▶ _Task statement_:
The records below are to be repeated exactly, minus any pictures.

▶ _Input_:
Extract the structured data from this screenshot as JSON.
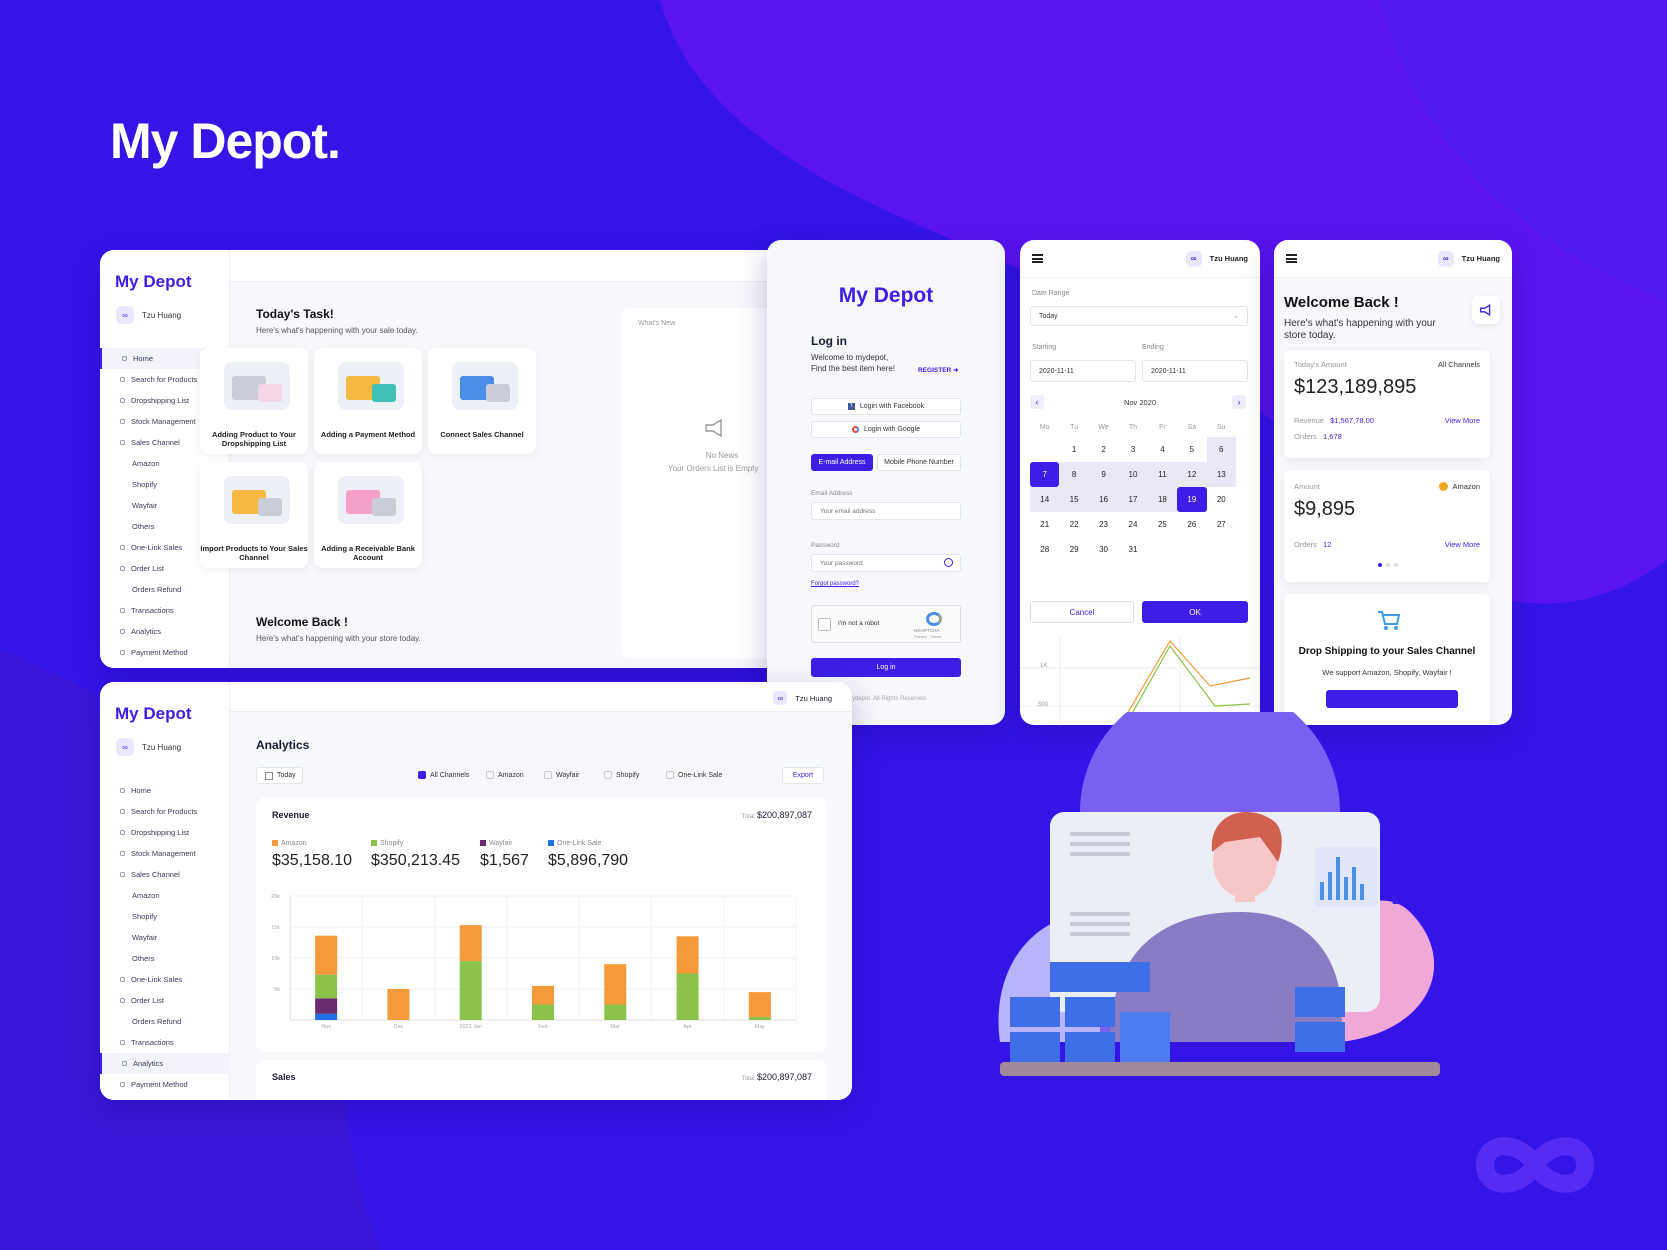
{
  "brand": {
    "title": "My Depot",
    "dot": "."
  },
  "user": {
    "name": "Tzu Huang",
    "avatar": "∞"
  },
  "sidebar": {
    "items": [
      {
        "label": "Home",
        "sub": false
      },
      {
        "label": "Search for Products",
        "sub": false
      },
      {
        "label": "Dropshipping List",
        "sub": false
      },
      {
        "label": "Stock Management",
        "sub": false
      },
      {
        "label": "Sales Channel",
        "sub": false
      },
      {
        "label": "Amazon",
        "sub": true
      },
      {
        "label": "Shopify",
        "sub": true
      },
      {
        "label": "Wayfair",
        "sub": true
      },
      {
        "label": "Others",
        "sub": true
      },
      {
        "label": "One-Link Sales",
        "sub": false
      },
      {
        "label": "Order List",
        "sub": false
      },
      {
        "label": "Orders Refund",
        "sub": true
      },
      {
        "label": "Transactions",
        "sub": false
      },
      {
        "label": "Analytics",
        "sub": false
      },
      {
        "label": "Payment Method",
        "sub": false
      }
    ]
  },
  "dashboard": {
    "task_title": "Today's Task!",
    "task_sub": "Here's what's happening with your sale today.",
    "cards": [
      {
        "label": "Adding Product to Your Dropshipping List"
      },
      {
        "label": "Adding a Payment Method"
      },
      {
        "label": "Connect Sales Channel"
      },
      {
        "label": "Import Products to Your Sales Channel"
      },
      {
        "label": "Adding a Receivable Bank Account"
      }
    ],
    "whats_new": "What's New",
    "no_news": "No News",
    "orders_empty": "Your Orders List is Empty",
    "welcome_title": "Welcome Back !",
    "welcome_sub": "Here's what's happening with your store today."
  },
  "login": {
    "logo": "My Depot",
    "title": "Log in",
    "line1": "Welcome to mydepot,",
    "line2": "Find the best item here!",
    "register": "REGISTER",
    "facebook": "Login with Facebook",
    "google": "Login with Google",
    "tab_email": "E-mail Address",
    "tab_phone": "Mobile Phone Number",
    "email_label": "Email Address",
    "email_placeholder": "Your email address",
    "password_label": "Password",
    "password_placeholder": "Your password",
    "forgot": "Forgot password?",
    "captcha": "I'm not a robot",
    "captcha_brand": "reCAPTCHA",
    "captcha_terms": "Privacy - Terms",
    "login_btn": "Log in",
    "footer": "mydepot. All Rights Reserved."
  },
  "calendar_phone": {
    "date_range_label": "Date Range",
    "date_range_value": "Today",
    "starting_label": "Starting",
    "ending_label": "Ending",
    "starting_value": "2020-11-11",
    "ending_value": "2020-11-11",
    "month": "Nov 2020",
    "weekdays": [
      "Mo",
      "Tu",
      "We",
      "Th",
      "Fr",
      "Sa",
      "Su"
    ],
    "days": [
      "",
      "1",
      "2",
      "3",
      "4",
      "5",
      "6",
      "7",
      "8",
      "9",
      "10",
      "11",
      "12",
      "13",
      "14",
      "15",
      "16",
      "17",
      "18",
      "19",
      "20",
      "21",
      "22",
      "23",
      "24",
      "25",
      "26",
      "27",
      "28",
      "29",
      "30",
      "31",
      "",
      "",
      ""
    ],
    "selected_days": [
      "7",
      "19"
    ],
    "cancel": "Cancel",
    "ok": "OK",
    "chart_ticks": [
      "1K",
      "500"
    ]
  },
  "welcome_phone": {
    "title": "Welcome Back !",
    "sub": "Here's what's happening with your store today.",
    "today_amount_label": "Today's Amount",
    "all_channels": "All Channels",
    "today_amount": "$123,189,895",
    "revenue_label": "Revenue",
    "revenue_value": "$1,567,78.00",
    "orders_label": "Orders",
    "orders_value": "1,678",
    "view_more": "View More",
    "amount_label": "Amount",
    "amazon": "Amazon",
    "amount_value": "$9,895",
    "orders2_value": "12",
    "drop_title": "Drop Shipping to your Sales Channel",
    "drop_sub": "We support Amazon, Shopify, Wayfair !"
  },
  "analytics": {
    "title": "Analytics",
    "date_btn": "Today",
    "filters": [
      "All Channels",
      "Amazon",
      "Wayfair",
      "Shopify",
      "One-Link Sale"
    ],
    "export": "Export",
    "revenue_title": "Revenue",
    "total_label": "Total",
    "revenue_total": "$200,897,087",
    "sales_title": "Sales",
    "sales_total": "$200,897,087",
    "colors": {
      "amazon": "#f59a3a",
      "shopify": "#8bc34a",
      "wayfair": "#6a2c70",
      "onelink": "#1f6fe8"
    }
  },
  "chart_data": {
    "type": "bar",
    "stacked": true,
    "legend": [
      {
        "name": "Amazon",
        "value": "$35,158.10"
      },
      {
        "name": "Shopify",
        "value": "$350,213.45"
      },
      {
        "name": "Wayfair",
        "value": "$1,567"
      },
      {
        "name": "One-Link Sale",
        "value": "$5,896,790"
      }
    ],
    "y_ticks": [
      "20k",
      "15k",
      "10k",
      "5k"
    ],
    "ylim": [
      0,
      20000
    ],
    "categories": [
      "Nov",
      "Dec",
      "2021 Jan",
      "Feb",
      "Mar",
      "Apr",
      "May"
    ],
    "series": [
      {
        "name": "One-Link Sale",
        "values": [
          1000,
          0,
          0,
          0,
          0,
          0,
          0
        ]
      },
      {
        "name": "Wayfair",
        "values": [
          2500,
          0,
          0,
          0,
          0,
          0,
          0
        ]
      },
      {
        "name": "Shopify",
        "values": [
          3800,
          0,
          9500,
          2500,
          2500,
          7500,
          500
        ]
      },
      {
        "name": "Amazon",
        "values": [
          6300,
          5000,
          5800,
          3000,
          6500,
          6000,
          4000
        ]
      }
    ]
  }
}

▶ _Result_:
Extract the structured data from this screenshot as JSON.
{
  "brand": {
    "title": "My Depot",
    "dot": "."
  },
  "user": {
    "name": "Tzu Huang",
    "avatar": "∞"
  },
  "sidebar": {
    "items": [
      {
        "label": "Home",
        "sub": false
      },
      {
        "label": "Search for Products",
        "sub": false
      },
      {
        "label": "Dropshipping List",
        "sub": false
      },
      {
        "label": "Stock Management",
        "sub": false
      },
      {
        "label": "Sales Channel",
        "sub": false
      },
      {
        "label": "Amazon",
        "sub": true
      },
      {
        "label": "Shopify",
        "sub": true
      },
      {
        "label": "Wayfair",
        "sub": true
      },
      {
        "label": "Others",
        "sub": true
      },
      {
        "label": "One-Link Sales",
        "sub": false
      },
      {
        "label": "Order List",
        "sub": false
      },
      {
        "label": "Orders Refund",
        "sub": true
      },
      {
        "label": "Transactions",
        "sub": false
      },
      {
        "label": "Analytics",
        "sub": false
      },
      {
        "label": "Payment Method",
        "sub": false
      }
    ]
  },
  "dashboard": {
    "task_title": "Today's Task!",
    "task_sub": "Here's what's happening with your sale today.",
    "cards": [
      {
        "label": "Adding Product to Your Dropshipping List"
      },
      {
        "label": "Adding a Payment Method"
      },
      {
        "label": "Connect Sales Channel"
      },
      {
        "label": "Import Products to Your Sales Channel"
      },
      {
        "label": "Adding a Receivable Bank Account"
      }
    ],
    "whats_new": "What's New",
    "no_news": "No News",
    "orders_empty": "Your Orders List is Empty",
    "welcome_title": "Welcome Back !",
    "welcome_sub": "Here's what's happening with your store today."
  },
  "login": {
    "logo": "My Depot",
    "title": "Log in",
    "line1": "Welcome to mydepot,",
    "line2": "Find the best item here!",
    "register": "REGISTER",
    "facebook": "Login with Facebook",
    "google": "Login with Google",
    "tab_email": "E-mail Address",
    "tab_phone": "Mobile Phone Number",
    "email_label": "Email Address",
    "email_placeholder": "Your email address",
    "password_label": "Password",
    "password_placeholder": "Your password",
    "forgot": "Forgot password?",
    "captcha": "I'm not a robot",
    "captcha_brand": "reCAPTCHA",
    "captcha_terms": "Privacy - Terms",
    "login_btn": "Log in",
    "footer": "mydepot. All Rights Reserved."
  },
  "calendar_phone": {
    "date_range_label": "Date Range",
    "date_range_value": "Today",
    "starting_label": "Starting",
    "ending_label": "Ending",
    "starting_value": "2020-11-11",
    "ending_value": "2020-11-11",
    "month": "Nov 2020",
    "weekdays": [
      "Mo",
      "Tu",
      "We",
      "Th",
      "Fr",
      "Sa",
      "Su"
    ],
    "days": [
      "",
      "1",
      "2",
      "3",
      "4",
      "5",
      "6",
      "7",
      "8",
      "9",
      "10",
      "11",
      "12",
      "13",
      "14",
      "15",
      "16",
      "17",
      "18",
      "19",
      "20",
      "21",
      "22",
      "23",
      "24",
      "25",
      "26",
      "27",
      "28",
      "29",
      "30",
      "31",
      "",
      "",
      ""
    ],
    "selected_days": [
      "7",
      "19"
    ],
    "cancel": "Cancel",
    "ok": "OK",
    "chart_ticks": [
      "1K",
      "500"
    ]
  },
  "welcome_phone": {
    "title": "Welcome Back !",
    "sub": "Here's what's happening with your store today.",
    "today_amount_label": "Today's Amount",
    "all_channels": "All Channels",
    "today_amount": "$123,189,895",
    "revenue_label": "Revenue",
    "revenue_value": "$1,567,78.00",
    "orders_label": "Orders",
    "orders_value": "1,678",
    "view_more": "View More",
    "amount_label": "Amount",
    "amazon": "Amazon",
    "amount_value": "$9,895",
    "orders2_value": "12",
    "drop_title": "Drop Shipping to your Sales Channel",
    "drop_sub": "We support Amazon, Shopify, Wayfair !"
  },
  "analytics": {
    "title": "Analytics",
    "date_btn": "Today",
    "filters": [
      "All Channels",
      "Amazon",
      "Wayfair",
      "Shopify",
      "One-Link Sale"
    ],
    "export": "Export",
    "revenue_title": "Revenue",
    "total_label": "Total",
    "revenue_total": "$200,897,087",
    "sales_title": "Sales",
    "sales_total": "$200,897,087",
    "colors": {
      "amazon": "#f59a3a",
      "shopify": "#8bc34a",
      "wayfair": "#6a2c70",
      "onelink": "#1f6fe8"
    }
  },
  "chart_data": {
    "type": "bar",
    "stacked": true,
    "legend": [
      {
        "name": "Amazon",
        "value": "$35,158.10"
      },
      {
        "name": "Shopify",
        "value": "$350,213.45"
      },
      {
        "name": "Wayfair",
        "value": "$1,567"
      },
      {
        "name": "One-Link Sale",
        "value": "$5,896,790"
      }
    ],
    "y_ticks": [
      "20k",
      "15k",
      "10k",
      "5k"
    ],
    "ylim": [
      0,
      20000
    ],
    "categories": [
      "Nov",
      "Dec",
      "2021 Jan",
      "Feb",
      "Mar",
      "Apr",
      "May"
    ],
    "series": [
      {
        "name": "One-Link Sale",
        "values": [
          1000,
          0,
          0,
          0,
          0,
          0,
          0
        ]
      },
      {
        "name": "Wayfair",
        "values": [
          2500,
          0,
          0,
          0,
          0,
          0,
          0
        ]
      },
      {
        "name": "Shopify",
        "values": [
          3800,
          0,
          9500,
          2500,
          2500,
          7500,
          500
        ]
      },
      {
        "name": "Amazon",
        "values": [
          6300,
          5000,
          5800,
          3000,
          6500,
          6000,
          4000
        ]
      }
    ]
  }
}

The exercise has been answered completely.